#### Directions:
Search the listing below for the string "claimed", then copy every line it appears in.

#### Stored data:
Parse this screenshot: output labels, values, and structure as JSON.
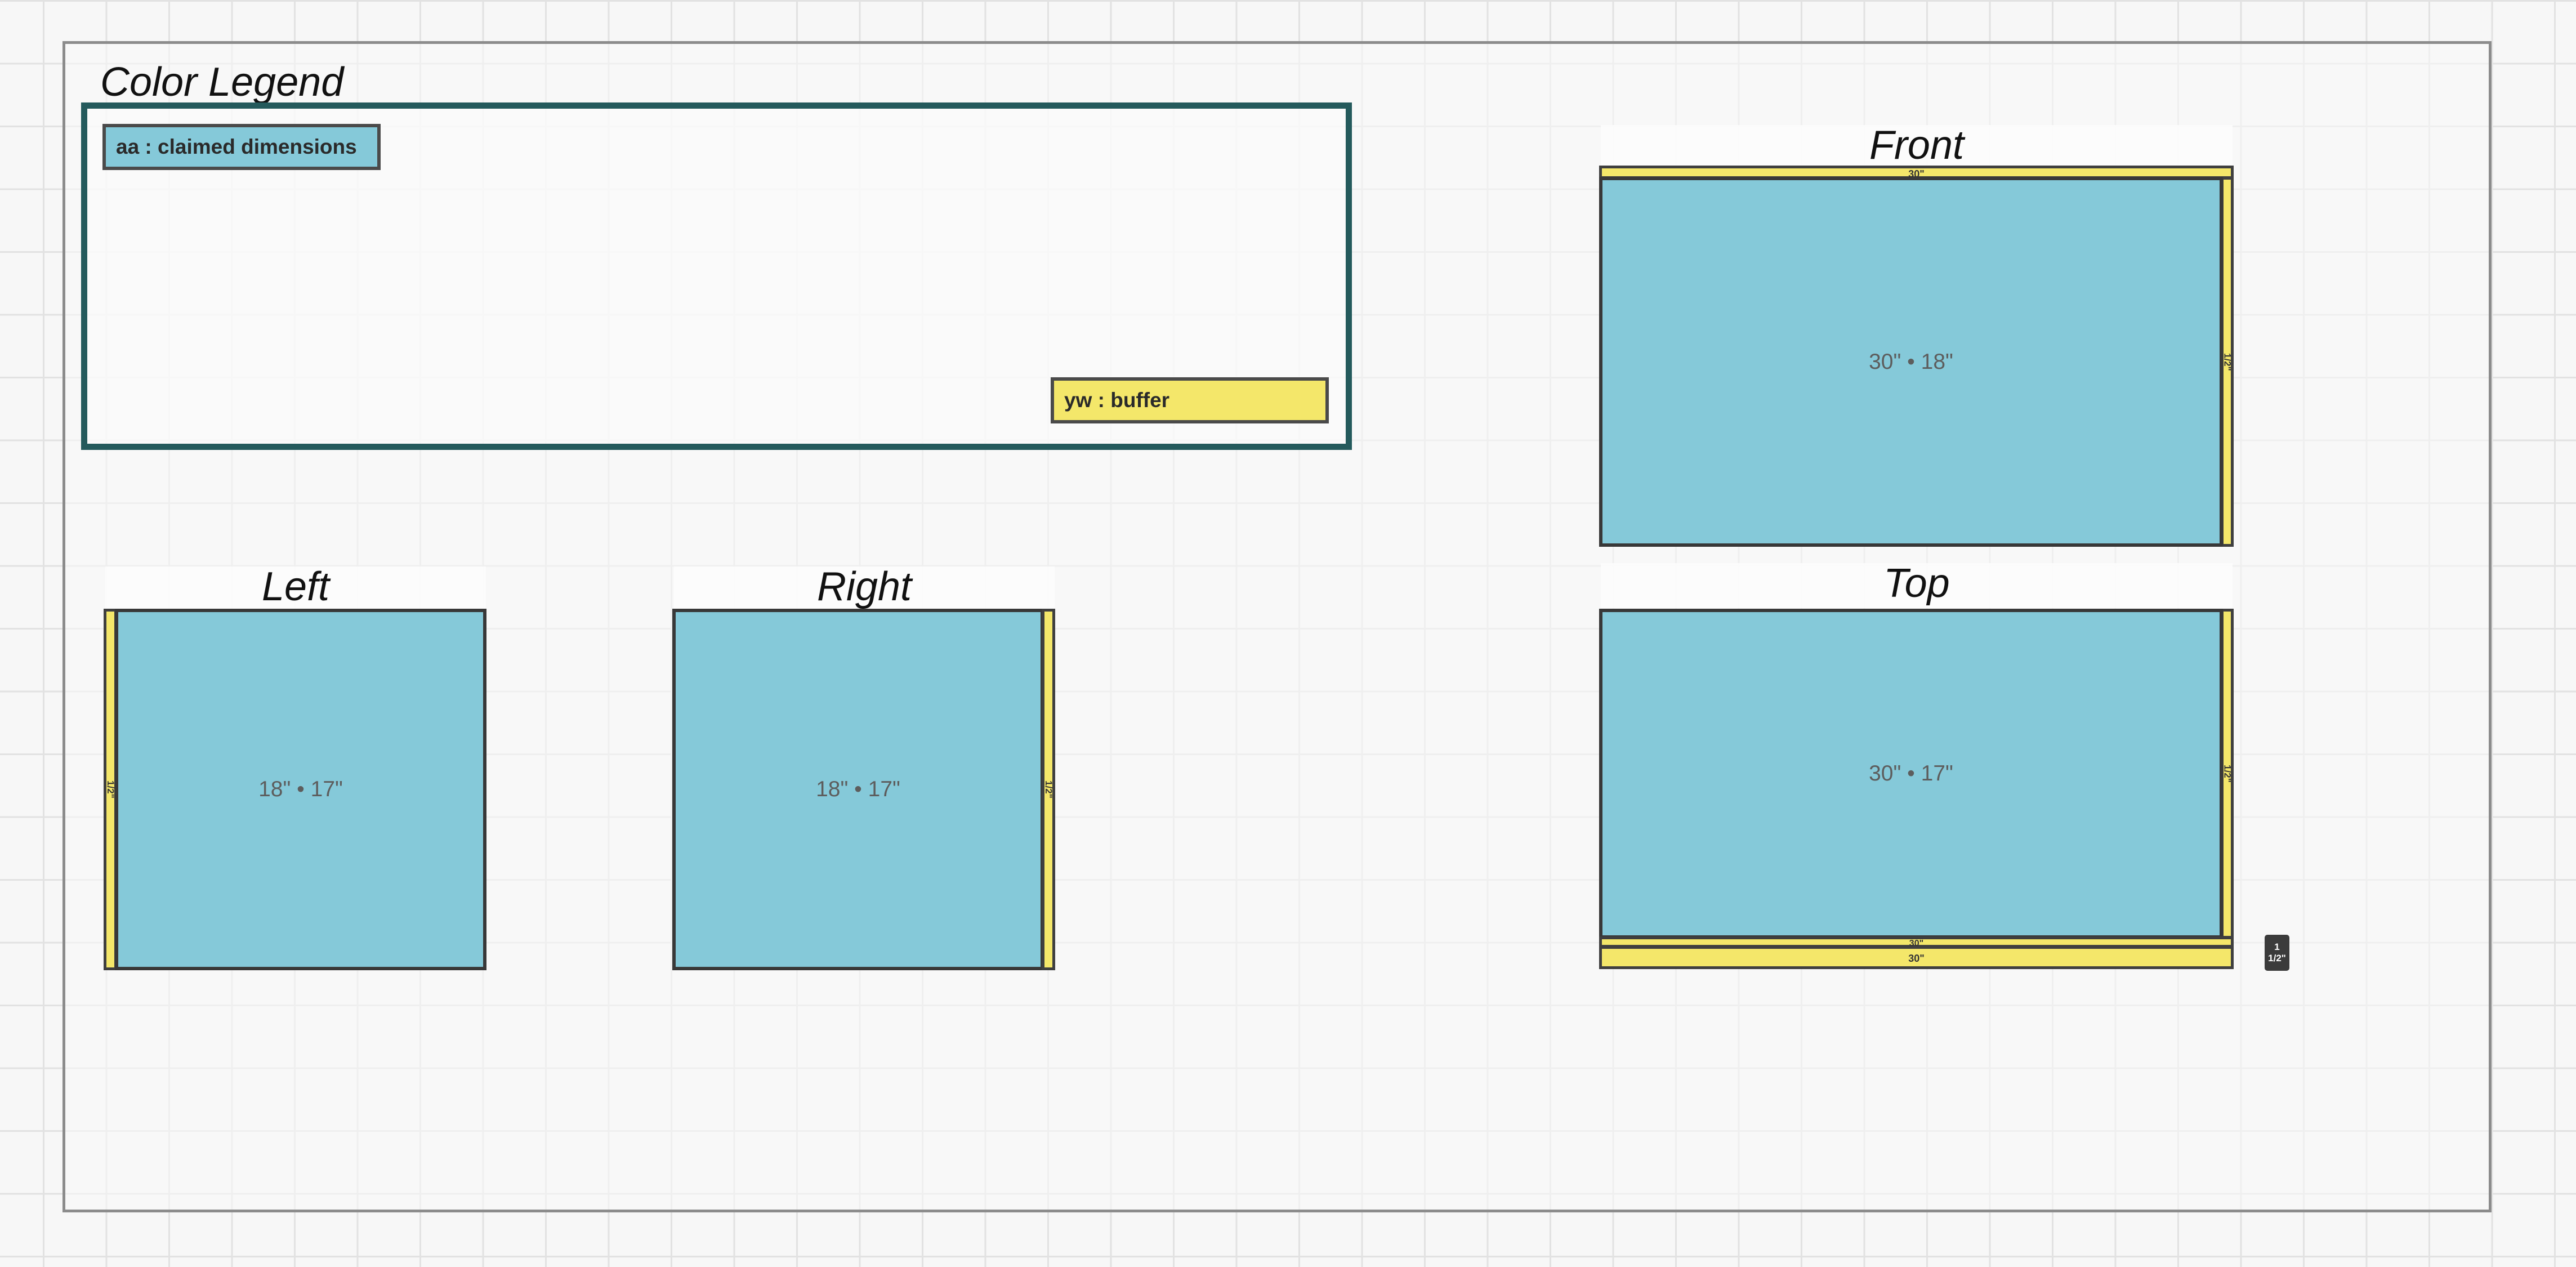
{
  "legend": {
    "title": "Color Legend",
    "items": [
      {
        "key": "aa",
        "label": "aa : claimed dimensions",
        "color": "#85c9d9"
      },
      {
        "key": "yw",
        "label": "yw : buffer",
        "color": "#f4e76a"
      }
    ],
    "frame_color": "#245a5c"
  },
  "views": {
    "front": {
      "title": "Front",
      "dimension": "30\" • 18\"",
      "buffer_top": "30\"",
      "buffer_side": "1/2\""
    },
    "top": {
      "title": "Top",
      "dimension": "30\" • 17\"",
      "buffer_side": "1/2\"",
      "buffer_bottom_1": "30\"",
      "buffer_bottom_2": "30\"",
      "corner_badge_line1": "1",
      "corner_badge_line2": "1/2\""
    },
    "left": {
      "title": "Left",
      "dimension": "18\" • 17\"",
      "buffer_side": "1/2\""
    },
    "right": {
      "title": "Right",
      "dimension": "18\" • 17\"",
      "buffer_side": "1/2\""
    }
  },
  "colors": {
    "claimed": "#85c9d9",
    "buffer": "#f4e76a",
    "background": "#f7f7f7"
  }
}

#### Output:
        "label": "aa : claimed dimensions",
    "claimed": "#85c9d9",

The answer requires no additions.